on 8 April 2003
When "The Button-Down Mind of Bob Newhart" appeared in 1960 it became the first comedy record ever to top the Billboard album charts. A quick follow-up recording, "The Button-Down Mind Strikes Back!" was quickly produced and also hit the top of the charts, as well as winning a couple of Grammy awards. The result was that virtually overnight Newhart became, as this album title notes, "the most celebrated new comedian since Atilla the Hun." There are six routines on this album, most of which use Newhart's trademark technique of being part of a conversation. One of the things that surprised me is that only half the pieces have Newhart doing one side of a phone conversation, which for some reason I thought with his standard approach. The other thing that surprised me was that his audience for this live recording actually knew that Abraham Lincoln wrote the Gettysburg Address on the back on an envelope on the train from Washington. I do not think contemporary audience are, uh, that knowledgeable on such historical minutiae.

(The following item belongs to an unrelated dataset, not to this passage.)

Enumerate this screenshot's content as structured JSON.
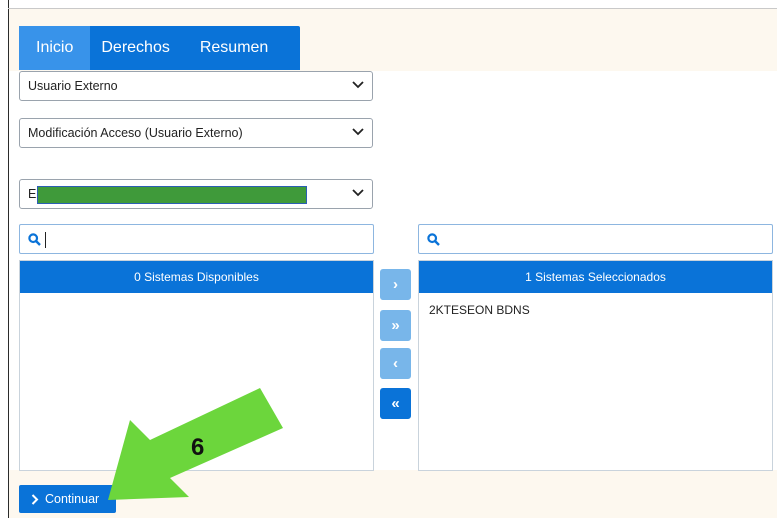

The funniest bit is the opening routine of "Abe Lincoln vs. Madison Avenue" ("Hi, Abe, sweetheart, how are you kid?") when the president's press agent tries to keep Honest Abe on script for his appearance at Gettysburg. But "Driving Instructor" also qualifies as top-flight classic Newhart. The only complaint would be that some of these routines, especially "Merchandising the Wright Brothers" and "Nobody Would Ever Play Baseball" could be longer; Newhart is only beginning to milk those ideas for everything they are worth. More importantly, this material has not really become dated over the past forty years; the exception would be "The Kruschev Leanding Rehersal" ("Take the putter from Ike"), but maybe a young audience can just substitute Gorbachev, Yeltsin or Putin for Kruschev and get the point anyway ("Take the chips from Dubyah"). From a historical perspective "The Button-Down Mind of Bob Newhart" has to still be considered one of the Top 10 comedy albums of all time. Or to quote Lincoln's press agent, "Abe, do the speech the way Charlie wrote it."